Slightly pricier are the items on offer at the basement booth operated by Donald J Trump for President, Inc. Here is the official campaign swag familiar from the rallies: T-shirts $25, hats $30, sweatshirts $50. But dont try buying this gear if youre not an American: proceeds count as campaign donations, which are not legal for non-citizens to make.
Sales at the Trump swag stand were not brisk. No one inside the tower on Tuesday, in fact, was sighted wearing Trump gear. People wore green sweatshirts that said North Dakota, and sports team hats and puffy coats. Maybe they had Trump T-shirts on underneath.
As of 12.47pm on Tuesday, the Trump swag booth had recorded one solitary sale, according to an inventory sheet left carelessly on display. It was a hat.
By far, the best commercial opportunities on the premises are to be found in a souvenir shop in the basements deepest recess, not counting the bathroom. Its where locals go to buy lottery tickets and cigarettes, and where the visitor might pick up a generic Statue of Liberty magnet or an NYPD sweatshirt.
The shops proprietor, who did not want to give his name because his office sits under 63 stories of pure Trump weight, said that while he would love to, he was not allowed to sell Trump-branded gear, because Trump was selling those products himself.
Hes a businessman, man, said the man. Hes a very smart guy. And hes going to make money.
Rising back out of the basement to street level, lifted by an escalator past tourists filming their descents on their phones, one has a prime view of a 40ft tree installed at the base of the waterfall for the holiday season no competition for Rockefeller center, but not bad.

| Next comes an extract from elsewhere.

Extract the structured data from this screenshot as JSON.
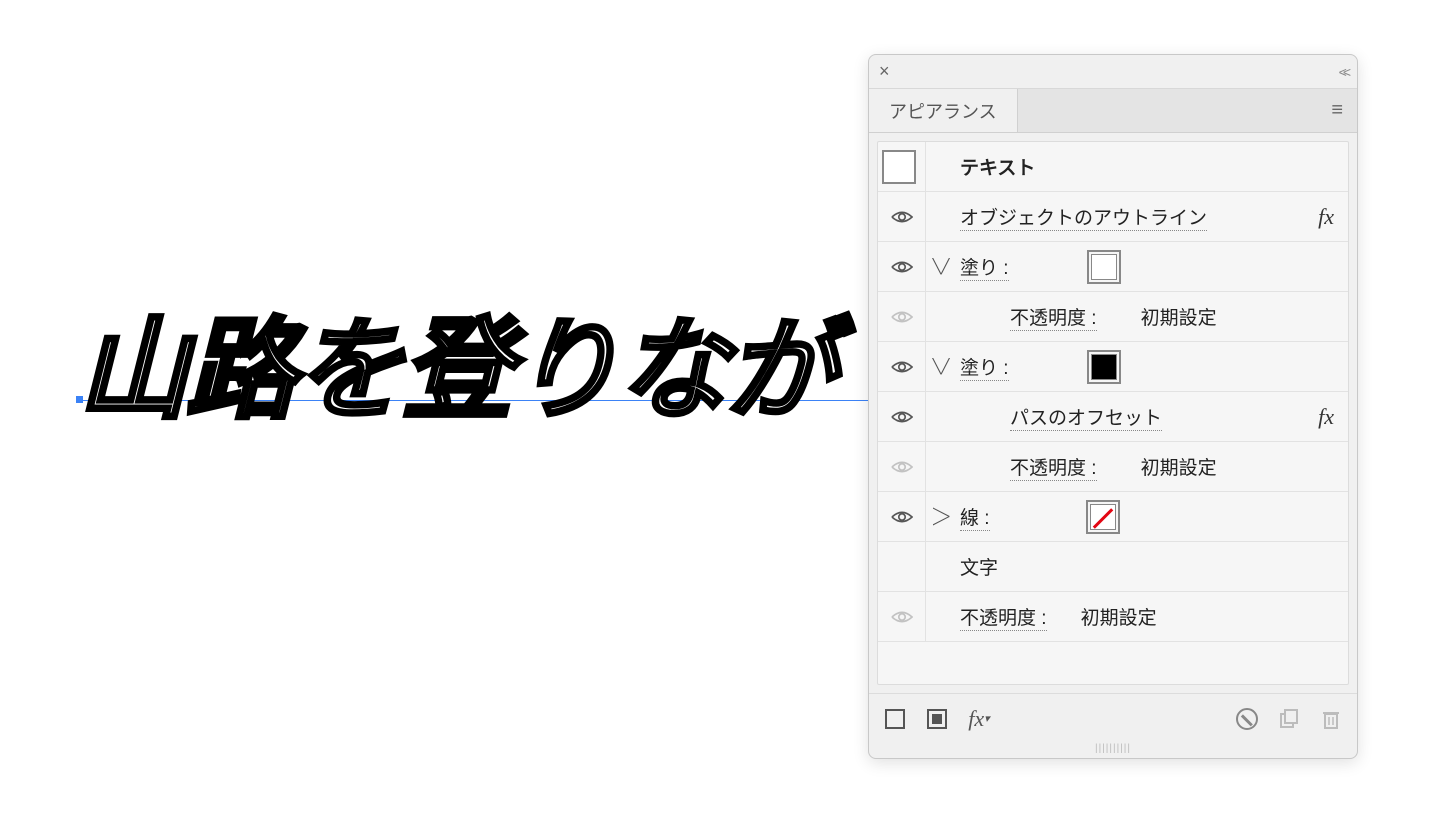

The tree is the centerpiece of the towers Christmas dcor that includes wreaths, prop golden gift boxes with red bows and Nutcracker soldiers standing sentinel on the escalator landings. The background music is Barry Manilow and Bing Crosby Silent Night, White Christmas, Rudolph and the rest.
Its as pleasant as any mall or airport around Christmastime, but with an added air of expectancy. In 44 days, Donald Trump will be inaugurated as the 45th president of the United States.

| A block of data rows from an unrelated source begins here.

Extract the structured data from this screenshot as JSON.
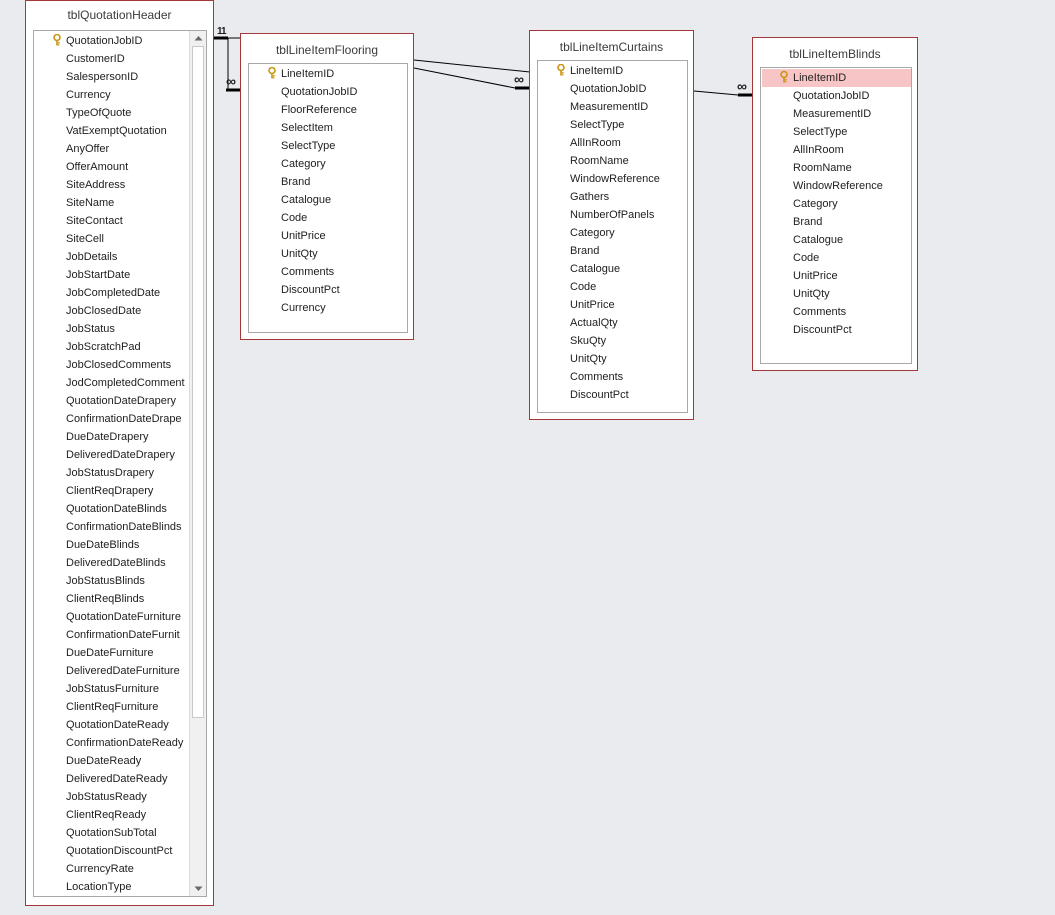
{
  "tables": [
    {
      "title": "tblQuotationHeader",
      "fields": [
        {
          "name": "QuotationJobID",
          "key": true
        },
        {
          "name": "CustomerID"
        },
        {
          "name": "SalespersonID"
        },
        {
          "name": "Currency"
        },
        {
          "name": "TypeOfQuote"
        },
        {
          "name": "VatExemptQuotation"
        },
        {
          "name": "AnyOffer"
        },
        {
          "name": "OfferAmount"
        },
        {
          "name": "SiteAddress"
        },
        {
          "name": "SiteName"
        },
        {
          "name": "SiteContact"
        },
        {
          "name": "SiteCell"
        },
        {
          "name": "JobDetails"
        },
        {
          "name": "JobStartDate"
        },
        {
          "name": "JobCompletedDate"
        },
        {
          "name": "JobClosedDate"
        },
        {
          "name": "JobStatus"
        },
        {
          "name": "JobScratchPad"
        },
        {
          "name": "JobClosedComments"
        },
        {
          "name": "JodCompletedComment"
        },
        {
          "name": "QuotationDateDrapery"
        },
        {
          "name": "ConfirmationDateDrape"
        },
        {
          "name": "DueDateDrapery"
        },
        {
          "name": "DeliveredDateDrapery"
        },
        {
          "name": "JobStatusDrapery"
        },
        {
          "name": "ClientReqDrapery"
        },
        {
          "name": "QuotationDateBlinds"
        },
        {
          "name": "ConfirmationDateBlinds"
        },
        {
          "name": "DueDateBlinds"
        },
        {
          "name": "DeliveredDateBlinds"
        },
        {
          "name": "JobStatusBlinds"
        },
        {
          "name": "ClientReqBlinds"
        },
        {
          "name": "QuotationDateFurniture"
        },
        {
          "name": "ConfirmationDateFurnit"
        },
        {
          "name": "DueDateFurniture"
        },
        {
          "name": "DeliveredDateFurniture"
        },
        {
          "name": "JobStatusFurniture"
        },
        {
          "name": "ClientReqFurniture"
        },
        {
          "name": "QuotationDateReady"
        },
        {
          "name": "ConfirmationDateReady"
        },
        {
          "name": "DueDateReady"
        },
        {
          "name": "DeliveredDateReady"
        },
        {
          "name": "JobStatusReady"
        },
        {
          "name": "ClientReqReady"
        },
        {
          "name": "QuotationSubTotal"
        },
        {
          "name": "QuotationDiscountPct"
        },
        {
          "name": "CurrencyRate"
        },
        {
          "name": "LocationType"
        }
      ]
    },
    {
      "title": "tblLineItemFlooring",
      "fields": [
        {
          "name": "LineItemID",
          "key": true
        },
        {
          "name": "QuotationJobID"
        },
        {
          "name": "FloorReference"
        },
        {
          "name": "SelectItem"
        },
        {
          "name": "SelectType"
        },
        {
          "name": "Category"
        },
        {
          "name": "Brand"
        },
        {
          "name": "Catalogue"
        },
        {
          "name": "Code"
        },
        {
          "name": "UnitPrice"
        },
        {
          "name": "UnitQty"
        },
        {
          "name": "Comments"
        },
        {
          "name": "DiscountPct"
        },
        {
          "name": "Currency"
        }
      ]
    },
    {
      "title": "tblLineItemCurtains",
      "fields": [
        {
          "name": "LineItemID",
          "key": true
        },
        {
          "name": "QuotationJobID"
        },
        {
          "name": "MeasurementID"
        },
        {
          "name": "SelectType"
        },
        {
          "name": "AllInRoom"
        },
        {
          "name": "RoomName"
        },
        {
          "name": "WindowReference"
        },
        {
          "name": "Gathers"
        },
        {
          "name": "NumberOfPanels"
        },
        {
          "name": "Category"
        },
        {
          "name": "Brand"
        },
        {
          "name": "Catalogue"
        },
        {
          "name": "Code"
        },
        {
          "name": "UnitPrice"
        },
        {
          "name": "ActualQty"
        },
        {
          "name": "SkuQty"
        },
        {
          "name": "UnitQty"
        },
        {
          "name": "Comments"
        },
        {
          "name": "DiscountPct"
        }
      ]
    },
    {
      "title": "tblLineItemBlinds",
      "fields": [
        {
          "name": "LineItemID",
          "key": true,
          "selected": true
        },
        {
          "name": "QuotationJobID"
        },
        {
          "name": "MeasurementID"
        },
        {
          "name": "SelectType"
        },
        {
          "name": "AllInRoom"
        },
        {
          "name": "RoomName"
        },
        {
          "name": "WindowReference"
        },
        {
          "name": "Category"
        },
        {
          "name": "Brand"
        },
        {
          "name": "Catalogue"
        },
        {
          "name": "Code"
        },
        {
          "name": "UnitPrice"
        },
        {
          "name": "UnitQty"
        },
        {
          "name": "Comments"
        },
        {
          "name": "DiscountPct"
        }
      ]
    }
  ],
  "relationship_labels": {
    "one": "1",
    "many": "∞"
  },
  "colors": {
    "table_border": "#a4373a",
    "selected_row": "#f7c5c6",
    "key_icon": "#d6a418",
    "canvas": "#e9ebef"
  },
  "icons": {
    "primary_key": "key-icon",
    "scroll_up": "chevron-up-icon",
    "scroll_down": "chevron-down-icon"
  }
}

Meanwhile, at the foot of his tower, anyone can walk right in. And make a purchase.Continue reading
Not Every Hobby Has to Become a 'Hustle'
And maybe you will, and maybe you'll enjoy it, and maybe you'll make a living doing what you love. But if you do, you absolutely will learn that the real work of your career is not the fun bit. Otherwise every good cook would own a restaurant, and …
Blogging The Boys (blog)
Grading the Cowboys season-ending 6-0 victory over the Eagles
Blogging The Boys (blog)
Yawwwwwwnnn. Well, the 2017 Dallas Cowboys ended the season in a complete snoozefest. Dallas managed a 6-0 victory over the Philadelphia Eagles in the second lowest-scoring game in franchise history (the team's 5-0 division round playoff victory over …
Film-maker Paul Blake gave cameras to gang members and let them record themselves. What they shot was more shocking, and personal, than he expected
A new documentary will offer uncompromising access into the workings of some of Londons most brutal and notorious street gangs, using footage shot by the young people who operate within this world.
Film-maker Paul Blake managed to get a rare insight into some of the 225 gangs that operate in Britains capital, including shots of large weapons caches boasting dozens of guns and knives, and the packaging and selling of class-A drugs.
Gangland, which is split between two episodes, gained unique access by giving the cameras to the gang members themselves and leaving it up to them to film what they wanted. Blake did not even make contact with the figures, but instead would leave the cameras at pre-arranged dead drops in central London and in parks places without CCTV and where no one could be seen coming and going.
He would then pick up the cameras later, without any knowledge of what footage they would contain.
I didnt know the gang members who filmed, they didnt want me to meet them, said Blake. This was about the control and the distance, and I was happy for that distance frankly because what came back was shocking.Continue reading